Skin cancer is on the rise among older adults, according to the American Cancer Society. More adults over age 55 than ever before are being diagnosed with melanoma, the most dangerous form of skin cancer. Experts think that this may be due to the increased use of tanning beds among older generations, or it may even be due to an increased awareness and detection of skin cancer, which means that more cases are being caught.

July is UV Safety Month. Are you informed about the warning signs of skin cancer in the elderly? Skin cancer is the most common form of cancer (affecting more than two million Americans each year), but fortunately, it is also the easiest to cure. The key is finding it and treating it early. Here’s what you should watch for:

The warning signs of skin cancer:

  • A skin growth that noticeably increases in size and looks pearly, translucent, tan, brown, black or multicolored
  • A mole, birthmark, or any brown spot that:
    • Changes color
    • Increases in size
    • Changes in texture
    • Has an irregular outline
    • Is bigger than the size of a pencil eraser
    • Appears after age 21
  • A spot that itches, hurts, crusts, scabs, erodes or bleeds continually
  • An open sore that doesn’t heal within three weeks.

What to do if you’re suspicious of a spot:

Make an appointment with a physician right away. Mentioning that you’re concerned about a skin spot can sometimes help you get an earlier appointment. Don’t delay or hope it will go away: many skin cancers are very simple to treat if caught early.

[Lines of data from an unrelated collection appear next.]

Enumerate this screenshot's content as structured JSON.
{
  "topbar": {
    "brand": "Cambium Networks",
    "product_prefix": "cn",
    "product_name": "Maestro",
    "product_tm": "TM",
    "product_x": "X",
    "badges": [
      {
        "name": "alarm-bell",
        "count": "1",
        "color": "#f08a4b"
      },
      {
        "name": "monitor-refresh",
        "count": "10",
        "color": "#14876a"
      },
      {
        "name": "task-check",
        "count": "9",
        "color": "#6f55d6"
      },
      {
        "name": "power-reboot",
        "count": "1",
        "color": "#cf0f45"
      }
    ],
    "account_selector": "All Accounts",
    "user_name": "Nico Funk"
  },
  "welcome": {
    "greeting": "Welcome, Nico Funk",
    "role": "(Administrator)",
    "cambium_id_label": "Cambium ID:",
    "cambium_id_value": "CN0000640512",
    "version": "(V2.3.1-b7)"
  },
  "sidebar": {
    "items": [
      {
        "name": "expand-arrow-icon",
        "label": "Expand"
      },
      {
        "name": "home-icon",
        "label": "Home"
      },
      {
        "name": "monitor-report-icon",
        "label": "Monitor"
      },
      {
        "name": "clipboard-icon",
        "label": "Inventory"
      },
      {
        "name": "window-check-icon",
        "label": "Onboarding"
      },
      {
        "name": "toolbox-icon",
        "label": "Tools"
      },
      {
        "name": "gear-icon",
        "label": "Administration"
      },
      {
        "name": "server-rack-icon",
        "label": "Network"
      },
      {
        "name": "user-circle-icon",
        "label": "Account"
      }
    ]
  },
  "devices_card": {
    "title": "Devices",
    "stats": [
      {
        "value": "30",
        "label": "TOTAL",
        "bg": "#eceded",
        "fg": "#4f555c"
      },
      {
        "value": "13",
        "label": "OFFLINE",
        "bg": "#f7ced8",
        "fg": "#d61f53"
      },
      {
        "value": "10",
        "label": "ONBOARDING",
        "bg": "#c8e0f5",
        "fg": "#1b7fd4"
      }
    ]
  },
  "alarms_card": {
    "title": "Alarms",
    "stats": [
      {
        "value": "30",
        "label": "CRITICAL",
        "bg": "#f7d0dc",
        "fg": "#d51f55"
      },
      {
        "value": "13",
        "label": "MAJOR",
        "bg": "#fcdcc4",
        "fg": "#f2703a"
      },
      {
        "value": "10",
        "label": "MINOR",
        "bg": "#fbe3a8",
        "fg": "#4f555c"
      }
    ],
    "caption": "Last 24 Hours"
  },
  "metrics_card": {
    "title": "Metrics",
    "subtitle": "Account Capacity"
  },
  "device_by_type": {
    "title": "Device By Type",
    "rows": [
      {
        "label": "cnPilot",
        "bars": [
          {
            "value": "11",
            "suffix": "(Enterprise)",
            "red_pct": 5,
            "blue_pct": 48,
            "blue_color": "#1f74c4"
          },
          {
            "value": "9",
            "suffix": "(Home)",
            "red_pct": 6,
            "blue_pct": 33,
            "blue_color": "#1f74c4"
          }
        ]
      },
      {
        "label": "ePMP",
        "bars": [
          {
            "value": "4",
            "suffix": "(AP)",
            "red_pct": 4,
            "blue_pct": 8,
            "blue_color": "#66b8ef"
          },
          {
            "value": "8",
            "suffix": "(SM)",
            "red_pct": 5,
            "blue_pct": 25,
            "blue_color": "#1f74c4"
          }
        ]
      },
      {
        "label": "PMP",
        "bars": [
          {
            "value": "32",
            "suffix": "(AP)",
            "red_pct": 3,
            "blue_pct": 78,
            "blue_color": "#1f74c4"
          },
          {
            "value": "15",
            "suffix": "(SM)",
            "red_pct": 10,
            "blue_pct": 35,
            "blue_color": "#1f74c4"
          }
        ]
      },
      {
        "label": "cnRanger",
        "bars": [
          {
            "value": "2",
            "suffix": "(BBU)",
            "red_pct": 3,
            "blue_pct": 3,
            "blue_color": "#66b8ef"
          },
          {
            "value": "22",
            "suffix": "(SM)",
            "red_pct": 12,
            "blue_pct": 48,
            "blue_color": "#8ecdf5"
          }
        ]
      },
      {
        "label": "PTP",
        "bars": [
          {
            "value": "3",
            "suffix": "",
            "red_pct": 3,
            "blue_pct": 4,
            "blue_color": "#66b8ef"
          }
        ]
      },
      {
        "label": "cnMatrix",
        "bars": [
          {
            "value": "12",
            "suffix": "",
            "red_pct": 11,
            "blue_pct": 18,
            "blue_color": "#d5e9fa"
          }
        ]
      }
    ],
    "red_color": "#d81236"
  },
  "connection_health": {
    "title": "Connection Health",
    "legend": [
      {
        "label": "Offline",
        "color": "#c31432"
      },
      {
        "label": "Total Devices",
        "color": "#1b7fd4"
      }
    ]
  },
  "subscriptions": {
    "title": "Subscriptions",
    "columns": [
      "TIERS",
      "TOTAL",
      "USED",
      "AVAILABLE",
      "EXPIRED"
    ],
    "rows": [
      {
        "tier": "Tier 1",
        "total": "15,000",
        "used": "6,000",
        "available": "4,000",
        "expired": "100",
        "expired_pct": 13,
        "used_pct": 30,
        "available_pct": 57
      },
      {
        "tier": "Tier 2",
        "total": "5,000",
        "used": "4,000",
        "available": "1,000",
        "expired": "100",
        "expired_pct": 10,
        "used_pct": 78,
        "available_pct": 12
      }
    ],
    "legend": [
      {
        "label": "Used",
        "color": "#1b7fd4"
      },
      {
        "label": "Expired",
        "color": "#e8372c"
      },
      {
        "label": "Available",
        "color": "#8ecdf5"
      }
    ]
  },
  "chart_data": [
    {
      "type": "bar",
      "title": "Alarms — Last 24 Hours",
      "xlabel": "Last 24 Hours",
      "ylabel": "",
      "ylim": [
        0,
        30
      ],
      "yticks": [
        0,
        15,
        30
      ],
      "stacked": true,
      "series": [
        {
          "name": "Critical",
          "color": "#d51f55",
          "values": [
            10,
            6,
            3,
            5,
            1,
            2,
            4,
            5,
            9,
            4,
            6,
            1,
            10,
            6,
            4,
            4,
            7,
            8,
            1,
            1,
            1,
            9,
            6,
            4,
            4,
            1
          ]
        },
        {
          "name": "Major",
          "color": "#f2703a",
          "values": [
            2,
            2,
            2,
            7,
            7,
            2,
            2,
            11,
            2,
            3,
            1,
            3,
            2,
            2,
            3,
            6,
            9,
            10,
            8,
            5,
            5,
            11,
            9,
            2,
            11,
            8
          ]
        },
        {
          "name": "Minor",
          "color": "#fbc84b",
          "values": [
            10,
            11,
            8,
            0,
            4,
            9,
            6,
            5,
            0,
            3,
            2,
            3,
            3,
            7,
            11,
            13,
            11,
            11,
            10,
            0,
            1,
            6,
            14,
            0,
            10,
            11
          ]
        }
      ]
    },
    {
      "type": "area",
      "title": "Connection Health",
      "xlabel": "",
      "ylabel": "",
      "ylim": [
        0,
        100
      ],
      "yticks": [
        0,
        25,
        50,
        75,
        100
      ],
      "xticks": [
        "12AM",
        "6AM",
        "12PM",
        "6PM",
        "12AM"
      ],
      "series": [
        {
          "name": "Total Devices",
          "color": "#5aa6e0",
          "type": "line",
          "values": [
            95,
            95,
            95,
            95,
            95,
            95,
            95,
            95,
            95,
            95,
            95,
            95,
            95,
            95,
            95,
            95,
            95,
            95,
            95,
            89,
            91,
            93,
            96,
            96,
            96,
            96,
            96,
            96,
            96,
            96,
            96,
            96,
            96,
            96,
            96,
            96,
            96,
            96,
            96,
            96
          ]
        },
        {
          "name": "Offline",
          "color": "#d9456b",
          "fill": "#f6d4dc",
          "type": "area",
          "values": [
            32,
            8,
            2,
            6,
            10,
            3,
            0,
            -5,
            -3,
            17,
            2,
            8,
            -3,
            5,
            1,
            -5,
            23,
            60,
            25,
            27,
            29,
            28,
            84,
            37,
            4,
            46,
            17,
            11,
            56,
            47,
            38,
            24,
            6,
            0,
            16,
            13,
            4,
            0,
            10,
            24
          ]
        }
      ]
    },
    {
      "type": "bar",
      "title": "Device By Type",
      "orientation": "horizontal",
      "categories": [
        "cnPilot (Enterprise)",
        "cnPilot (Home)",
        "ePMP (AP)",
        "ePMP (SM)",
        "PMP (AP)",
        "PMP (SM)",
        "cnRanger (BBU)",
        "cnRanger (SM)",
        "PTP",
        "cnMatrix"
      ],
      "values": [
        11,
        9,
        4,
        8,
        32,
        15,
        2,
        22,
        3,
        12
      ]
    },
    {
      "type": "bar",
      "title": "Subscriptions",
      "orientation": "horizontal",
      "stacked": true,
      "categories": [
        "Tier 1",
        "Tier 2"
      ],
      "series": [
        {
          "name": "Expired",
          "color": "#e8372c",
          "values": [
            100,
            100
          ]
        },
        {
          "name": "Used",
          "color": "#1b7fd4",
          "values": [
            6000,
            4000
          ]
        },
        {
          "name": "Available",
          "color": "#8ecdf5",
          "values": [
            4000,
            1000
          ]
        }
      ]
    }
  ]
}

But if skin cancers are allowed to progress, they can result in extensive treatment, disfigurement, and even death.

For more information about skin cancer symptoms, visit the Mayo Clinic’s page.